# EXTRACTED RECORDS

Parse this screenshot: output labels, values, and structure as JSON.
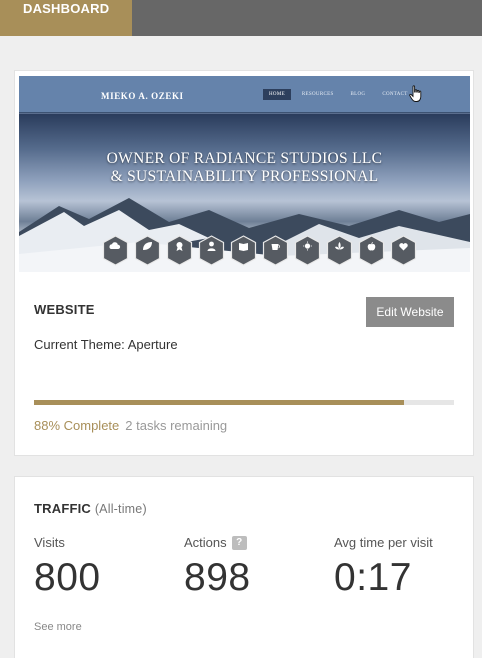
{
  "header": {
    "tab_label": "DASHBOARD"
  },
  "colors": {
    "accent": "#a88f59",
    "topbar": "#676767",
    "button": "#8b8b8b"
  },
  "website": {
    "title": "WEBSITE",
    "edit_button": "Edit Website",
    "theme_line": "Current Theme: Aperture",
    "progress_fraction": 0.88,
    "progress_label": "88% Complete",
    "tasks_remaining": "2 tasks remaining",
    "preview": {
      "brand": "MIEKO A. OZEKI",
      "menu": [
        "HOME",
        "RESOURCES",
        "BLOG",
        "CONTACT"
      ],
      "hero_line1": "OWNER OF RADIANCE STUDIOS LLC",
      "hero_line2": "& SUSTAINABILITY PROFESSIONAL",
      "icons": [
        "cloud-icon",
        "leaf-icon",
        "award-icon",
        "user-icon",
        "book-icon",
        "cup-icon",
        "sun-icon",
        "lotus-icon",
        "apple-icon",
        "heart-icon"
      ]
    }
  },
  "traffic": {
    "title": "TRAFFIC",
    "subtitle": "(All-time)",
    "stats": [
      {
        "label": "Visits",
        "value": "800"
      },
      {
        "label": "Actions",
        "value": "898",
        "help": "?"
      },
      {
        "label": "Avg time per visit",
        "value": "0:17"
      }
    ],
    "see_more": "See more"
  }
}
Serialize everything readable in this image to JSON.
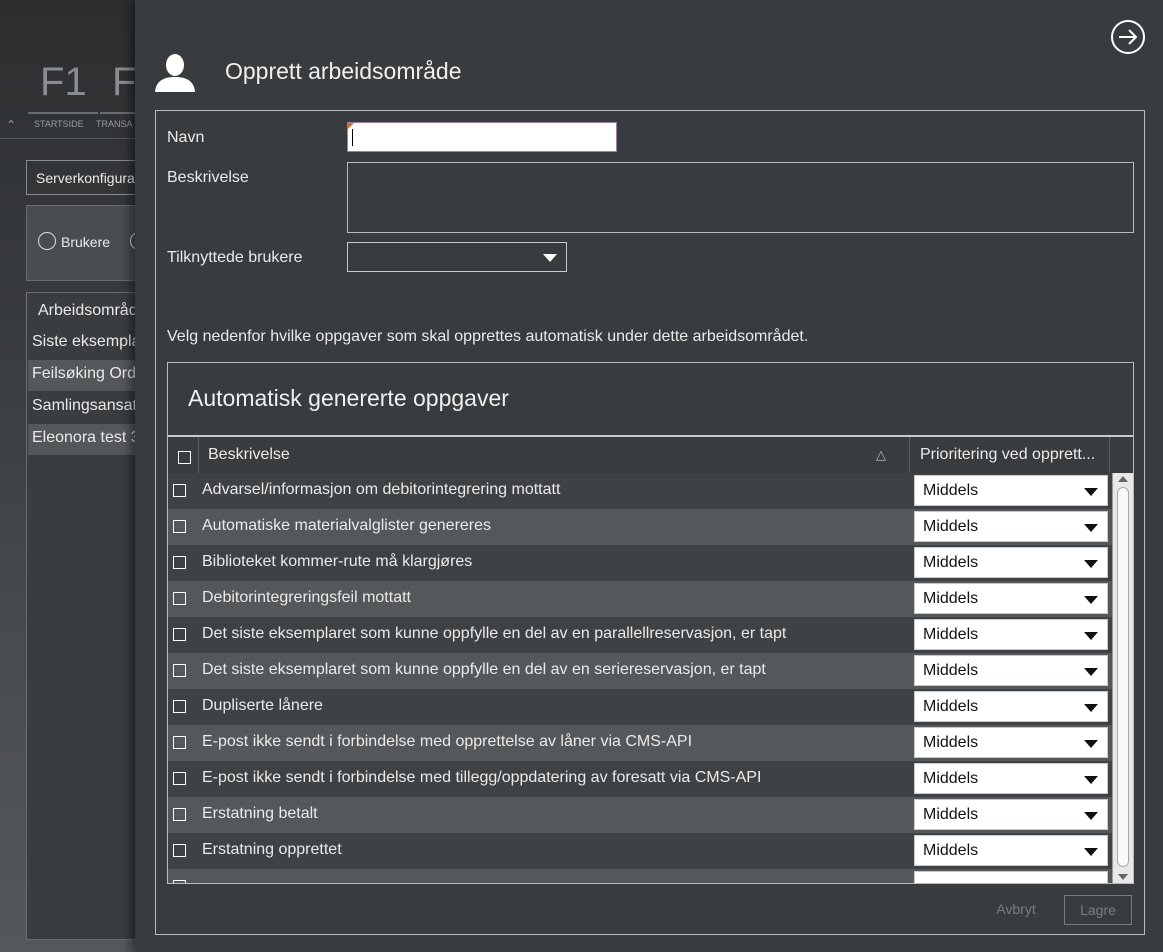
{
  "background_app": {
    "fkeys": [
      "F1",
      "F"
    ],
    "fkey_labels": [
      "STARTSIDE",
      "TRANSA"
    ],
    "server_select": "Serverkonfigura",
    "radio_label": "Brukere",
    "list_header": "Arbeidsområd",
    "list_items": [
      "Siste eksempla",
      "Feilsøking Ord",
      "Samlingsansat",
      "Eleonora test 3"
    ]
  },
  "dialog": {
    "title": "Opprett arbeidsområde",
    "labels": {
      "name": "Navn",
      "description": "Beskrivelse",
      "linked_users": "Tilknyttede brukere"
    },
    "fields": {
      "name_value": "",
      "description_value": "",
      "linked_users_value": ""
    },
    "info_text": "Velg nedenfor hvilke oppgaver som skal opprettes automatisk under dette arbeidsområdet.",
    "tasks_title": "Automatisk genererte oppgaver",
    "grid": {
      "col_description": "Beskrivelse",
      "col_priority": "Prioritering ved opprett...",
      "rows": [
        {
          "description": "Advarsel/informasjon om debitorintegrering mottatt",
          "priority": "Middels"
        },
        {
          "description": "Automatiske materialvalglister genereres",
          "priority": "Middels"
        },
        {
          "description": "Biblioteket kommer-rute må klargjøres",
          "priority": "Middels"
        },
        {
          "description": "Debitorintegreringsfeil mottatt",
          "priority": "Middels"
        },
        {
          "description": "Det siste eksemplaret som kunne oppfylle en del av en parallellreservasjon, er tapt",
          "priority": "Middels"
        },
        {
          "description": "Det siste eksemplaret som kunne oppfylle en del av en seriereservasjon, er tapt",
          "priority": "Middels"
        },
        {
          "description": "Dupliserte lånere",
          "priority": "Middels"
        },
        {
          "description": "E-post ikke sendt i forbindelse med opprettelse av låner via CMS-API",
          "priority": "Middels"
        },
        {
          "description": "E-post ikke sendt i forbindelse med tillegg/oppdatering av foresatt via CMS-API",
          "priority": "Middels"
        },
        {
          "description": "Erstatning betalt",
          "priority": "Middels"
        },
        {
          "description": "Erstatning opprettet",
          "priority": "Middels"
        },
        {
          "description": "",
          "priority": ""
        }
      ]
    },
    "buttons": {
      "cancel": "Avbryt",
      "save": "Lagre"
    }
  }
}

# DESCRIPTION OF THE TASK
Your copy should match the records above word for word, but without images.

# ANSWER FOR THE TASK
Parse this screenshot: output labels, values, and structure as JSON.
{
  "header": {
    "tab_label": "DASHBOARD"
  },
  "colors": {
    "accent": "#a88f59",
    "topbar": "#676767",
    "button": "#8b8b8b"
  },
  "website": {
    "title": "WEBSITE",
    "edit_button": "Edit Website",
    "theme_line": "Current Theme: Aperture",
    "progress_fraction": 0.88,
    "progress_label": "88% Complete",
    "tasks_remaining": "2 tasks remaining",
    "preview": {
      "brand": "MIEKO A. OZEKI",
      "menu": [
        "HOME",
        "RESOURCES",
        "BLOG",
        "CONTACT"
      ],
      "hero_line1": "OWNER OF RADIANCE STUDIOS LLC",
      "hero_line2": "& SUSTAINABILITY PROFESSIONAL",
      "icons": [
        "cloud-icon",
        "leaf-icon",
        "award-icon",
        "user-icon",
        "book-icon",
        "cup-icon",
        "sun-icon",
        "lotus-icon",
        "apple-icon",
        "heart-icon"
      ]
    }
  },
  "traffic": {
    "title": "TRAFFIC",
    "subtitle": "(All-time)",
    "stats": [
      {
        "label": "Visits",
        "value": "800"
      },
      {
        "label": "Actions",
        "value": "898",
        "help": "?"
      },
      {
        "label": "Avg time per visit",
        "value": "0:17"
      }
    ],
    "see_more": "See more"
  }
}
Serialize everything readable in this image to JSON.
{
  "background_app": {
    "fkeys": [
      "F1",
      "F"
    ],
    "fkey_labels": [
      "STARTSIDE",
      "TRANSA"
    ],
    "server_select": "Serverkonfigura",
    "radio_label": "Brukere",
    "list_header": "Arbeidsområd",
    "list_items": [
      "Siste eksempla",
      "Feilsøking Ord",
      "Samlingsansat",
      "Eleonora test 3"
    ]
  },
  "dialog": {
    "title": "Opprett arbeidsområde",
    "labels": {
      "name": "Navn",
      "description": "Beskrivelse",
      "linked_users": "Tilknyttede brukere"
    },
    "fields": {
      "name_value": "",
      "description_value": "",
      "linked_users_value": ""
    },
    "info_text": "Velg nedenfor hvilke oppgaver som skal opprettes automatisk under dette arbeidsområdet.",
    "tasks_title": "Automatisk genererte oppgaver",
    "grid": {
      "col_description": "Beskrivelse",
      "col_priority": "Prioritering ved opprett...",
      "rows": [
        {
          "description": "Advarsel/informasjon om debitorintegrering mottatt",
          "priority": "Middels"
        },
        {
          "description": "Automatiske materialvalglister genereres",
          "priority": "Middels"
        },
        {
          "description": "Biblioteket kommer-rute må klargjøres",
          "priority": "Middels"
        },
        {
          "description": "Debitorintegreringsfeil mottatt",
          "priority": "Middels"
        },
        {
          "description": "Det siste eksemplaret som kunne oppfylle en del av en parallellreservasjon, er tapt",
          "priority": "Middels"
        },
        {
          "description": "Det siste eksemplaret som kunne oppfylle en del av en seriereservasjon, er tapt",
          "priority": "Middels"
        },
        {
          "description": "Dupliserte lånere",
          "priority": "Middels"
        },
        {
          "description": "E-post ikke sendt i forbindelse med opprettelse av låner via CMS-API",
          "priority": "Middels"
        },
        {
          "description": "E-post ikke sendt i forbindelse med tillegg/oppdatering av foresatt via CMS-API",
          "priority": "Middels"
        },
        {
          "description": "Erstatning betalt",
          "priority": "Middels"
        },
        {
          "description": "Erstatning opprettet",
          "priority": "Middels"
        },
        {
          "description": "",
          "priority": ""
        }
      ]
    },
    "buttons": {
      "cancel": "Avbryt",
      "save": "Lagre"
    }
  }
}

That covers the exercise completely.